After posting a guide to cleaning with kids last week, I got to thinking that it might be helpful to share a quick idea that was given to me several years ago and that has been very helpful for our family.
Our pastor’s wife shared with me when my oldest son was a toddler that little ones must be instructed on how to do the right things. So if we are teaching our children to respond the right way when they are told “no,” for example, it helps to act it out. I would tell Aidan, “Okay, You ask me for a cookie, and I’m going to say no. Then you respond the wrong way!” He would happily comply and would whine and pout when I told him no. Then, I would tell him that we were going to act it out again and do it the right way this time. He would ask for a cookie, and I would tell him no, and he would practice saying “Yes, mom” in a pleasant voice. It really helps to do this as an instructional time rather than trying to instruct in the moment when they want a cookie and can’t have one.
Last year I put the same principle to work when we put our house up for sale. At the time, we had an 8 year old, a 5 year old, a 2 1/2 year old, and a two month old baby. It seemed like a crazy time to sell our house, but the market was right and we badly needed the space. I knew I was going to have to get organized with showings, or else go crazy! (And if you look at my blog archives from last spring, you’ll see that I posted very little for several months – keeping the house clean was a full-time job.)
Aidan was already proficient in picking up toys by this point (age 8), but the two middle boys learned how things should look for a showing with the “clean up game.”
Here’s how the clean-up game works:
Step 1: Show your kids what you expect of them. We re-visited this game again this week with the middle boys’ bedroom. First, we cleaned the room together. Then I took them (mainly Owen – age 3) on a guided tour of the clean room. “See, the shoes should be lined up on the shelf, not put on the shelf in a pile. There should not be clothes hanging out of the dresser drawer. See how clean it is under the bed? Toys and socks and books should not be under the bed.”

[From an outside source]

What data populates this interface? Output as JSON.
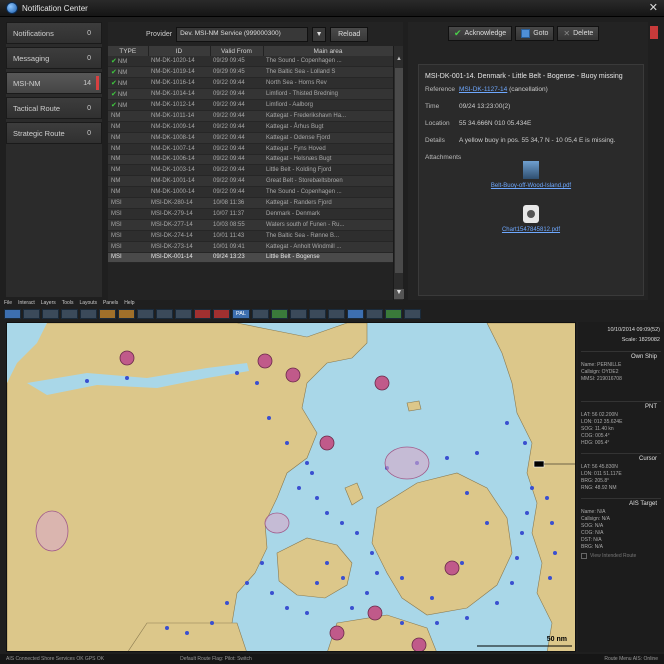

Step 2: Mess up the room while the kids hide their eyes in another room. Don’t make a big mess, just pull out a few things that they usually overlook.
For Owen, I left socks on the floor, magazines on the floor, and left the night stand drawer open. (They leave it this way all the time and it drives me crazy because it’s cheap furniture and that drawer is going to break!)

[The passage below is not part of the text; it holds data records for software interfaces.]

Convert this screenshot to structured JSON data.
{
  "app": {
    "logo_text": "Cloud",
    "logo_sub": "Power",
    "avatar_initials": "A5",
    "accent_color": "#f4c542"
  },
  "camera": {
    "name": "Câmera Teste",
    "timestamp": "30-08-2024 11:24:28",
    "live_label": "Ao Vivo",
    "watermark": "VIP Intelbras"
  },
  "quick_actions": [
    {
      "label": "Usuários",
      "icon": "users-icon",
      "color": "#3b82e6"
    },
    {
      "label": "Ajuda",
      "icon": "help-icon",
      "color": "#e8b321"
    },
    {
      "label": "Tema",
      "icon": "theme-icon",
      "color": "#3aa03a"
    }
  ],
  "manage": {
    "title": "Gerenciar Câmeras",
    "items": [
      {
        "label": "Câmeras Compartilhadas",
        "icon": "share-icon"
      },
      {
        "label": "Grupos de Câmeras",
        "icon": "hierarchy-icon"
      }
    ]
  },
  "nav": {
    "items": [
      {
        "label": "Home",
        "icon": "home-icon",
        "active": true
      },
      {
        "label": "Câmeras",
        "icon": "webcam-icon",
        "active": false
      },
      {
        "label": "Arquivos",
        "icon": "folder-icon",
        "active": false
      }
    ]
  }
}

I also left clothes hanging out of his dresser drawer – another “hot zone” for the boys!
Step 3: Have the kids find all of the things that are out of place and fix them!
Owen picked up the socks and the magazines, but he was happy to stick one sock in the drawer of the night stand and then close it, and he missed the clothes hanging out of the dresser altogether, even when I told him that the last problem had to do with the dresser. It was a good reminder to me that kids do not see things the same way adults do! Sometimes that is simply the result of laziness, but Owen was really trying to “win” this game, and still didn’t notice all of the things he should be cleaning up. I need to do more “practice” with him before I expect him to clean up on his own (and then get frustrated at the results)!
A few thoughts:
- Don’t stay in the training phase forever! Once kids clearly understand and can carry out what is expected of them, then they need to do it. Our older boys lose money from their allowance (25 cents per infraction) if they do not make their beds and put their pajamas away. They have the ability to remember and do those things.
- It’s not about the house being perfectly clean. Here is what what going on while I was working on the room cleaning game with Owen:
We have a 1 year old and a 3 year old. Our house is far from spotless! The two of them make messes as fast as I can clean them up, so the whole house is never really clean. Training children to clean up is not about having a perfect house – it’s about character. I don’t want my boys to think that a spotless house is the most important thing, but I do want them to do the jobs that they are asked to do and do them well.
For more help with chores:
Check out my guide to cleaning with kids – it has a list of chores broken down by room and by age.
We had a lot of trouble with jackets all over the place this winter, so I came up with a simple rule for items left out. This type of thing can be helpful short term to help with bad habits.
Everyone does chores and allowance money differently – you can find our plan for paid chores here.
And I love this idea for scratch-off chore cards from Toddler Approved! Those would certainly make cleaning time more fun!